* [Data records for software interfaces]

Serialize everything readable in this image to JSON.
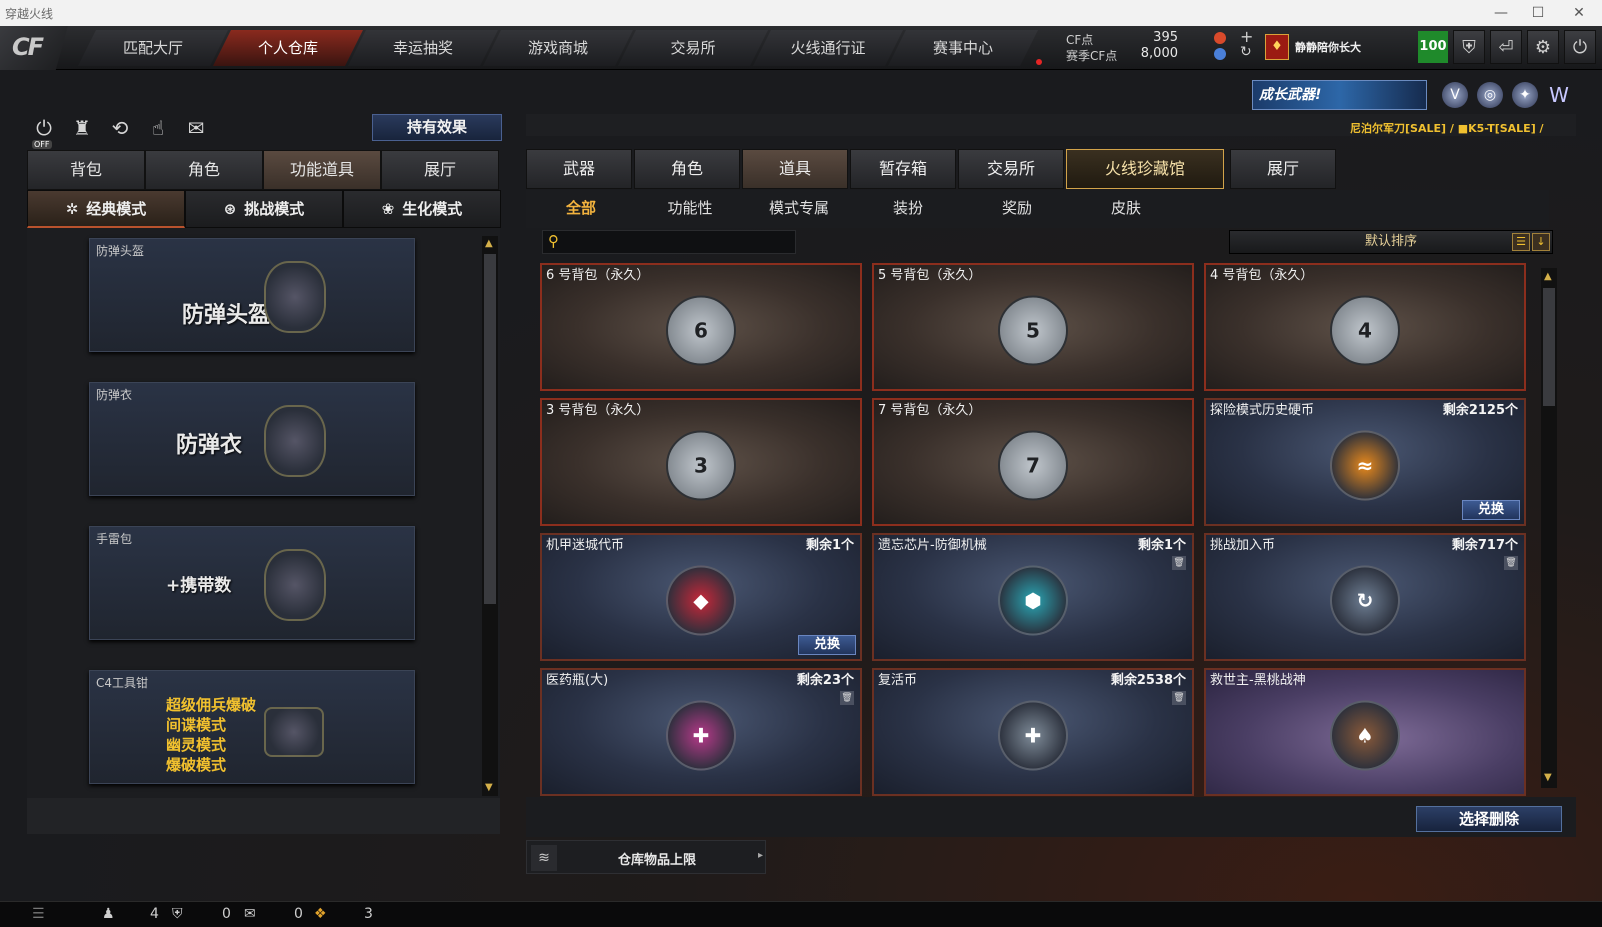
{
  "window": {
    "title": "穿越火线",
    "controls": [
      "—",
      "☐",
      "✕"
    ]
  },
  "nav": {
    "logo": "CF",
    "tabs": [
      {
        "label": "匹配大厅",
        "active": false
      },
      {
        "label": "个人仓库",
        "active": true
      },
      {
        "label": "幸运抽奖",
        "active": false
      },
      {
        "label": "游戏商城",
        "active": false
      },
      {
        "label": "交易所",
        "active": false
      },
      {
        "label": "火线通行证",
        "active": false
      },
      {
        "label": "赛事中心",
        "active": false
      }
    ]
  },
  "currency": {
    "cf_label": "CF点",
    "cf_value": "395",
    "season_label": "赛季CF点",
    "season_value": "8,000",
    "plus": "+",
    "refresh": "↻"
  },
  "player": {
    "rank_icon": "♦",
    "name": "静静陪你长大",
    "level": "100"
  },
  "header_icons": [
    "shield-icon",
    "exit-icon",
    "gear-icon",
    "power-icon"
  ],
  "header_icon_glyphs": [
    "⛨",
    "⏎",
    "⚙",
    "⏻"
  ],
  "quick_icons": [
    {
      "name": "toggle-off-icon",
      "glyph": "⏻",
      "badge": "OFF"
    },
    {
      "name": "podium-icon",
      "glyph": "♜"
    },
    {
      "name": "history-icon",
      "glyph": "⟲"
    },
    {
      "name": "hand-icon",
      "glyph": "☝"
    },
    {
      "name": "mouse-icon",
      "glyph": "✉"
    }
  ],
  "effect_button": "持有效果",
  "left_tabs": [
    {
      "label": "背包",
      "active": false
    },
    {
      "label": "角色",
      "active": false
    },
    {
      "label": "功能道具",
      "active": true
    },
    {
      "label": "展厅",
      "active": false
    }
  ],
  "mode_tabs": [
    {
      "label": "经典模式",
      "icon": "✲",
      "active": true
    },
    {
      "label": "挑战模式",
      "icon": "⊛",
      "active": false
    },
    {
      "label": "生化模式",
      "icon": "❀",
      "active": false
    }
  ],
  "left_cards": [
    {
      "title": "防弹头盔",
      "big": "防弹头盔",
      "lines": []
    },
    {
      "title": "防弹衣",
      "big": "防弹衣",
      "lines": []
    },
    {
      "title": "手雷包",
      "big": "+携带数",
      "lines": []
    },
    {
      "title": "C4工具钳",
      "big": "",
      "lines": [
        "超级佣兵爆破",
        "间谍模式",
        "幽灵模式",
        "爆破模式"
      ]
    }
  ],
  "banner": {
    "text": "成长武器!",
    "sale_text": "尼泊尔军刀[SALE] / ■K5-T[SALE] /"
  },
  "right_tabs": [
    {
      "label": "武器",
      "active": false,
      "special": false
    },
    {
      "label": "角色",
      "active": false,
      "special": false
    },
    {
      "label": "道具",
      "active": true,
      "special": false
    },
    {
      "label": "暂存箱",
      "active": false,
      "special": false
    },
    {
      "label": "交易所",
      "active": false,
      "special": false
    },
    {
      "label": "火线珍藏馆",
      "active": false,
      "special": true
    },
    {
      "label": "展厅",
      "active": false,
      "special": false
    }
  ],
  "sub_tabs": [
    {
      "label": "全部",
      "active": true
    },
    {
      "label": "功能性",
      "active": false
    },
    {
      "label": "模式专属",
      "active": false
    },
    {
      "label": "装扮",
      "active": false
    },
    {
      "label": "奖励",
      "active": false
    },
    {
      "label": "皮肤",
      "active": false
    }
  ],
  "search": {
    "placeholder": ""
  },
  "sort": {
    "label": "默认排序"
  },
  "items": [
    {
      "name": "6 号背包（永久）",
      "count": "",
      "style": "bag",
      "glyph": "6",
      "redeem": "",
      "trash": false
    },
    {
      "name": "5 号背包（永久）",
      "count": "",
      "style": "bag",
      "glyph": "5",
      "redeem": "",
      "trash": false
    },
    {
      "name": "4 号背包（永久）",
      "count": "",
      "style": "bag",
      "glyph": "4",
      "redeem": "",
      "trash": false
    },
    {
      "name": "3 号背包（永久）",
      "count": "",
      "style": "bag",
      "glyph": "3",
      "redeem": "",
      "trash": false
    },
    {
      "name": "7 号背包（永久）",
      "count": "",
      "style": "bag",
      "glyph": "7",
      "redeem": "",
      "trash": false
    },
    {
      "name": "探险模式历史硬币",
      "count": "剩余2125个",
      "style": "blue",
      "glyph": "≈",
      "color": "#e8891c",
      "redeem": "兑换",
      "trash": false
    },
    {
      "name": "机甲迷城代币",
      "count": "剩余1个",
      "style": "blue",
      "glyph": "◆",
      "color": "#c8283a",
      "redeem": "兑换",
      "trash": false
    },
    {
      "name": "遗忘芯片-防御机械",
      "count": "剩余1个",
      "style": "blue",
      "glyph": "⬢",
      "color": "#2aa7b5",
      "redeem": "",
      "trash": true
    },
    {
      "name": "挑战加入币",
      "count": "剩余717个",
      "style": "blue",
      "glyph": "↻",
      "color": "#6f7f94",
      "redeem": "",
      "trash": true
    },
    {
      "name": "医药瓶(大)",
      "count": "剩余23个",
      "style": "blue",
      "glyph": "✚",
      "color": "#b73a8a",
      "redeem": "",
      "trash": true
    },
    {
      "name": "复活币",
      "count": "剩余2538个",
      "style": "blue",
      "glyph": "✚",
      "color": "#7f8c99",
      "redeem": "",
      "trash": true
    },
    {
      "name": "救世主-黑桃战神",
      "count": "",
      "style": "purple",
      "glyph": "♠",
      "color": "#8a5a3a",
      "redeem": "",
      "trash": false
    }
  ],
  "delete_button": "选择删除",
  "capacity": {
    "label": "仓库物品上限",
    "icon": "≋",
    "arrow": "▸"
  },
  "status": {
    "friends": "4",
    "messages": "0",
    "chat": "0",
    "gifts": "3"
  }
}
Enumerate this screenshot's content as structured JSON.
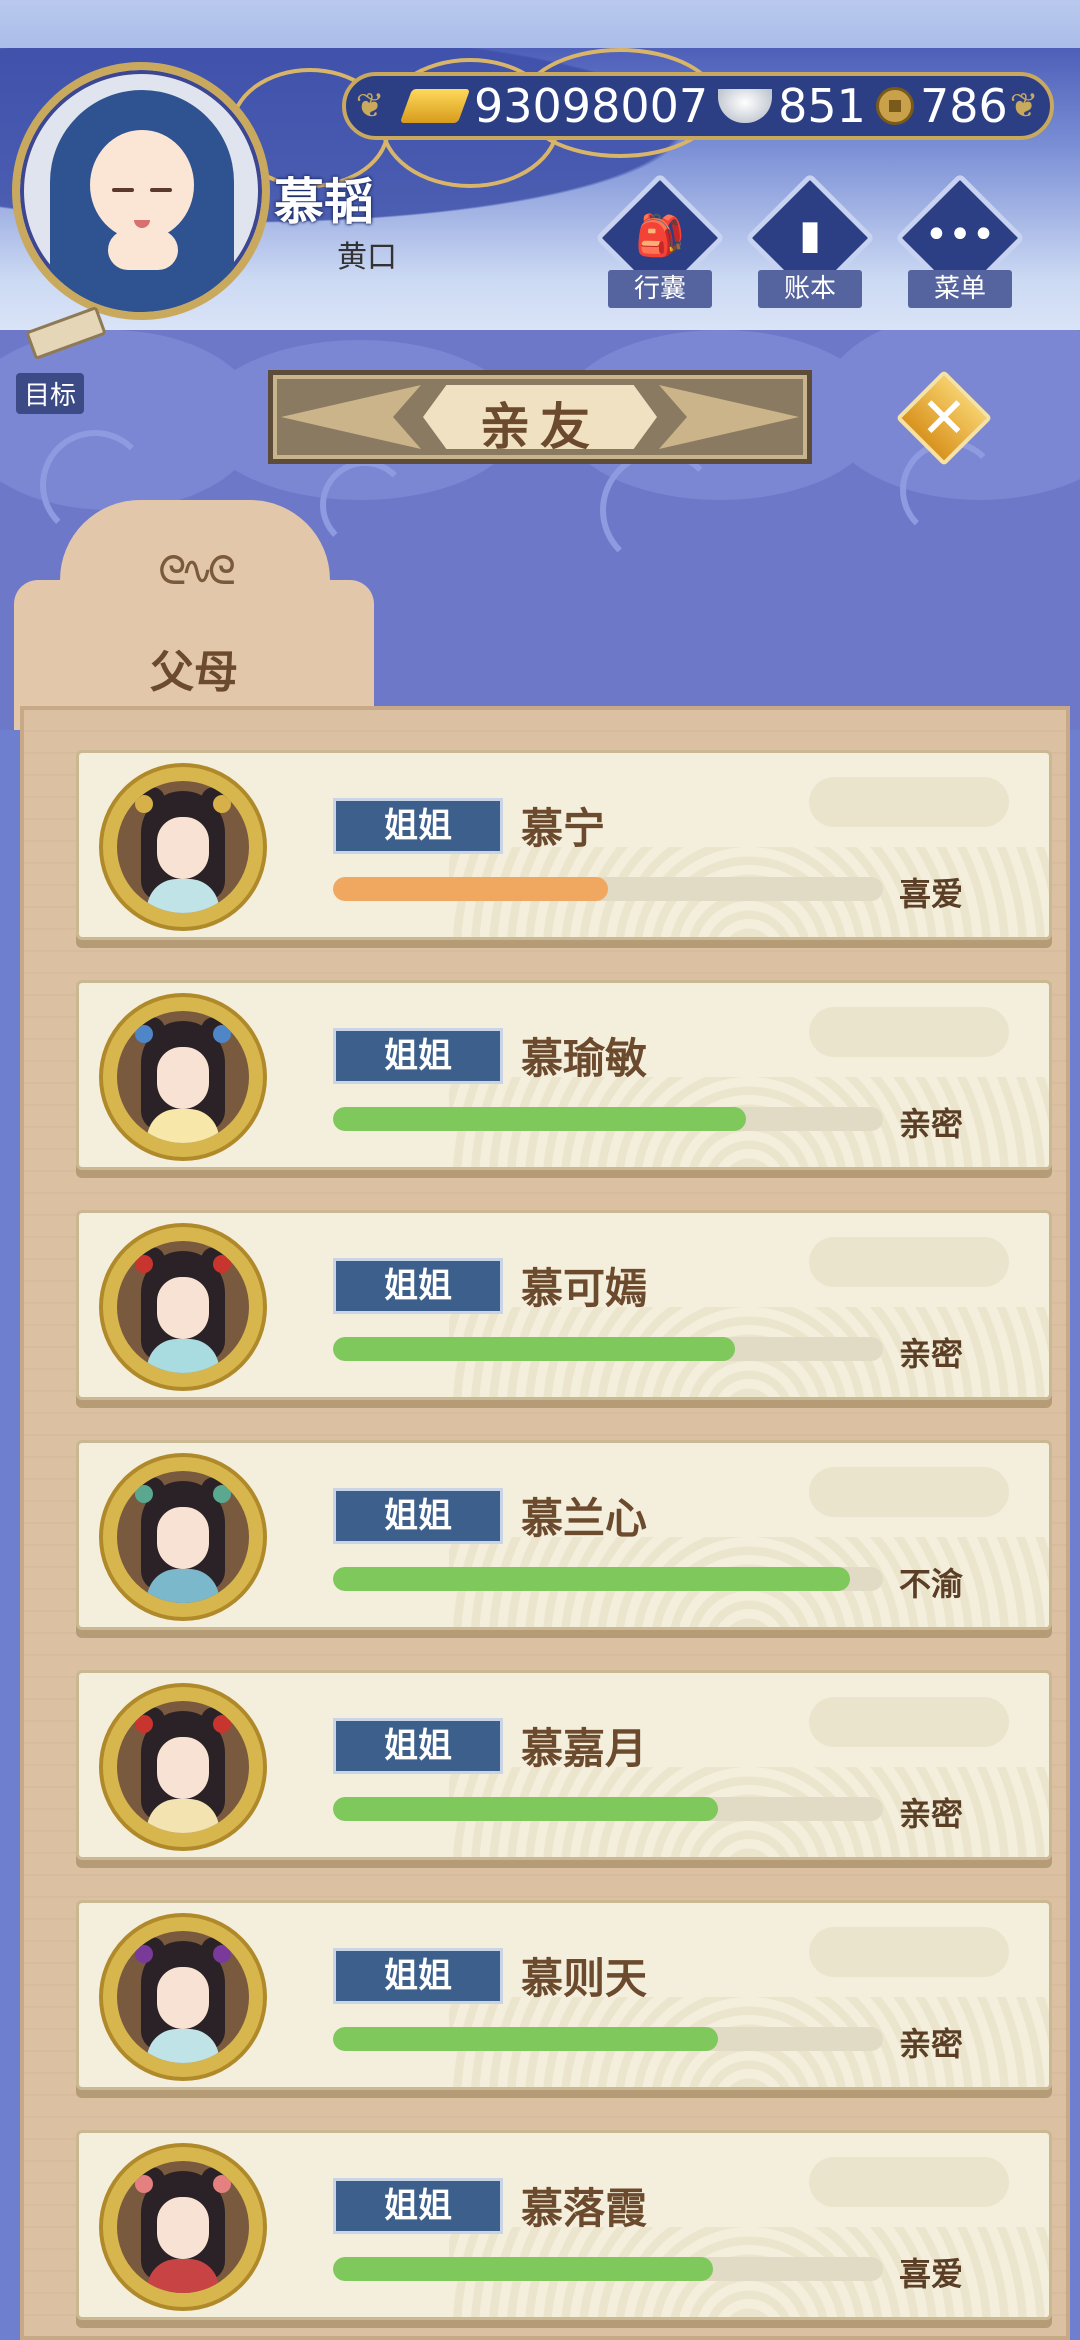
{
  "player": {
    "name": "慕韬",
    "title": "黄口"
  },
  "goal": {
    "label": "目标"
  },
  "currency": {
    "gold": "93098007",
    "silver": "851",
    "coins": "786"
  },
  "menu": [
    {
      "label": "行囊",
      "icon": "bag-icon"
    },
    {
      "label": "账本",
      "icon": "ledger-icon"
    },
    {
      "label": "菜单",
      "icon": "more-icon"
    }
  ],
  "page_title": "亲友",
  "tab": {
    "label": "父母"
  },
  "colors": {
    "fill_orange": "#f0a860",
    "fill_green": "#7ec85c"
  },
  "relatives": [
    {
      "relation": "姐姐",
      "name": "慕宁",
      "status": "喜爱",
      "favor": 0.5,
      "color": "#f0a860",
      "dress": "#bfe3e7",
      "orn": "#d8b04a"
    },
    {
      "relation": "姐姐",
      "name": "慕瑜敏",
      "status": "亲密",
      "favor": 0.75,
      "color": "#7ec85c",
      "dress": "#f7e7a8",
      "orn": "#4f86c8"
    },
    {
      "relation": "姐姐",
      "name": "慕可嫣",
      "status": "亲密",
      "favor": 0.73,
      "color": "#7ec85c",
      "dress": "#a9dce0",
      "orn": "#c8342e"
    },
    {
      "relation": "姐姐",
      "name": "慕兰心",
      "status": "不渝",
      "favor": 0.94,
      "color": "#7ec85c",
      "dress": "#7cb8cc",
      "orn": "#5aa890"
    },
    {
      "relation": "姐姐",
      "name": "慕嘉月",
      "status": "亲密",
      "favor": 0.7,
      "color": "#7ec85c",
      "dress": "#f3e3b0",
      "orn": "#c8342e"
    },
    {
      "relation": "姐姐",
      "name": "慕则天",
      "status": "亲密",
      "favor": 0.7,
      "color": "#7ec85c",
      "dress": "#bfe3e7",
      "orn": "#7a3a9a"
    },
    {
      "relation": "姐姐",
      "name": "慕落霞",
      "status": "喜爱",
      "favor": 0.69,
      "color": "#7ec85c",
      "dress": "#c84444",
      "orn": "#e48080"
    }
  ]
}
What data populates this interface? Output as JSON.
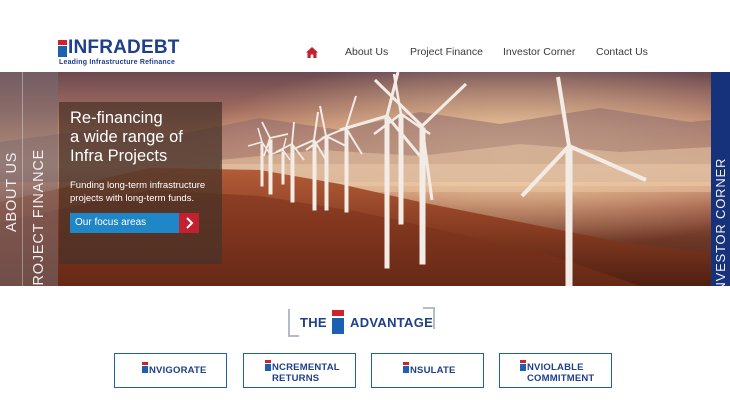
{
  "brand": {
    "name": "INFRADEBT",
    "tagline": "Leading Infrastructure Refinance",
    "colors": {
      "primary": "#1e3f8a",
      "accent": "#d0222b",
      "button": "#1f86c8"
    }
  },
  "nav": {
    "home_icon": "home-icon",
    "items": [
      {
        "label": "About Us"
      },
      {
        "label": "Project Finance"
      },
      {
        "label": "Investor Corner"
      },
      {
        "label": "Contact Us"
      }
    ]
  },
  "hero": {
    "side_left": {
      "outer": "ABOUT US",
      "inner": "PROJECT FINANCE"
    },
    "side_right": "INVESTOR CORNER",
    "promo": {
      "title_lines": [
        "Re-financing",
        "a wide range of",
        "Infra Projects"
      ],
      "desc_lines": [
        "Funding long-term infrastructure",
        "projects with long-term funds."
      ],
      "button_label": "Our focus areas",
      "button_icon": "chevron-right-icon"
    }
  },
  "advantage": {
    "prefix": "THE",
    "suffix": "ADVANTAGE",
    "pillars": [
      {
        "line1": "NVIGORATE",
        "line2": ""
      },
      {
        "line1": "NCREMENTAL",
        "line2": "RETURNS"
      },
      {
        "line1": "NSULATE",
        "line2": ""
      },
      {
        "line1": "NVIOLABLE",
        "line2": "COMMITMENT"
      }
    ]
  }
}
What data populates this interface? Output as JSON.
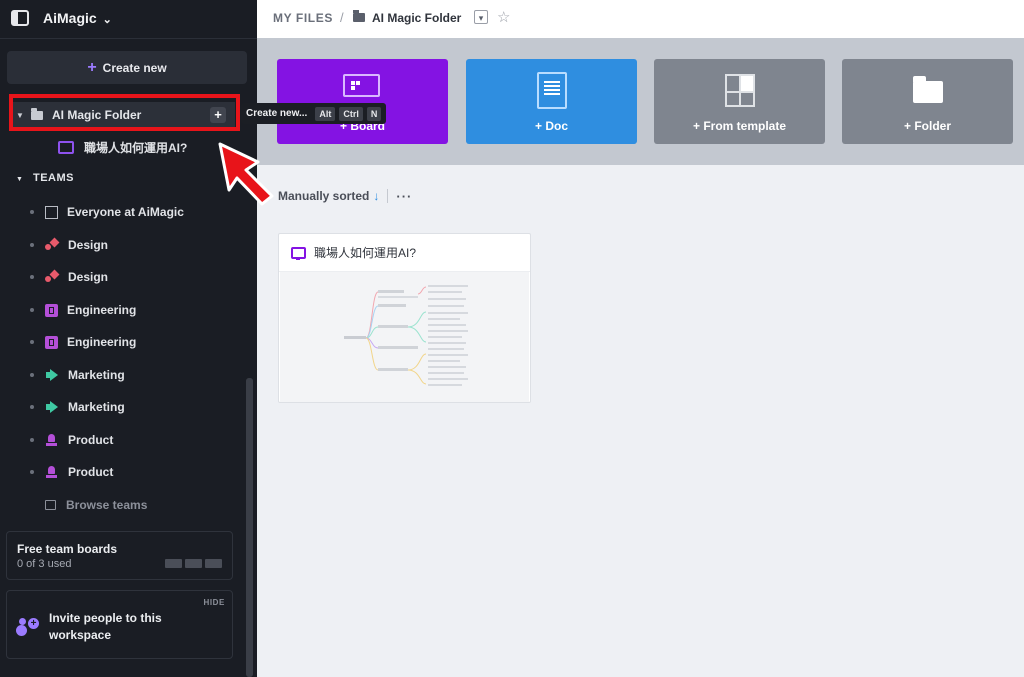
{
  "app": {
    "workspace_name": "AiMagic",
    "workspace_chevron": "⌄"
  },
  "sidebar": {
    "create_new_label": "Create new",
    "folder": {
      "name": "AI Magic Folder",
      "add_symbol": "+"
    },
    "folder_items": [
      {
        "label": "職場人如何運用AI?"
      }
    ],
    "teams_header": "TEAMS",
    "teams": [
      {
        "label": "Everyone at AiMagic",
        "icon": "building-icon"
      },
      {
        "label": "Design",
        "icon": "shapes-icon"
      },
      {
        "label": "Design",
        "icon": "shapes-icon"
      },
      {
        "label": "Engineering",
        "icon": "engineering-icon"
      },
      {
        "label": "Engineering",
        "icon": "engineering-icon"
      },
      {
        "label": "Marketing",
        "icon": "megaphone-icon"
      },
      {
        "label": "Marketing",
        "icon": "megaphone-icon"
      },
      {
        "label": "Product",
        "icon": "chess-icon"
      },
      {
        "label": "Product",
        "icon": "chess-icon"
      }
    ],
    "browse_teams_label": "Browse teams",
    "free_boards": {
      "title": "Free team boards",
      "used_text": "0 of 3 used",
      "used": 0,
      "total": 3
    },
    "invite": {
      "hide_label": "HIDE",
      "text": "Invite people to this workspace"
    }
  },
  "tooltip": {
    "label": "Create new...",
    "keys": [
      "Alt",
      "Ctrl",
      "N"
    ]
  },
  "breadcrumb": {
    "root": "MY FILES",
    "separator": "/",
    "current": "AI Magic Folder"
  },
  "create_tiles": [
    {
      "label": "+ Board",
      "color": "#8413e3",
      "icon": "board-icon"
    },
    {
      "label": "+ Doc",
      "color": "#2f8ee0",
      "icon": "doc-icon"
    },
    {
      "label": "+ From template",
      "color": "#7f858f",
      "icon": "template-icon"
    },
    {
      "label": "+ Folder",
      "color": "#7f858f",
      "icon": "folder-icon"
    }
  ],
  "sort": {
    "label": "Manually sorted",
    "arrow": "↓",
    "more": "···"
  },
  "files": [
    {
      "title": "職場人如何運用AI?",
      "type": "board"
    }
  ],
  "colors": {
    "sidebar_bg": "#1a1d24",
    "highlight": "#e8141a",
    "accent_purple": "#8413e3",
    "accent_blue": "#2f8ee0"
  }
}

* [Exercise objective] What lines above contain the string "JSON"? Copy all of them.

* [Output for this task]
Serialize everything readable in this image to JSON.
Enumerate this screenshot's content as structured JSON.
What data populates this interface? Output as JSON.
What data populates this interface? Output as JSON.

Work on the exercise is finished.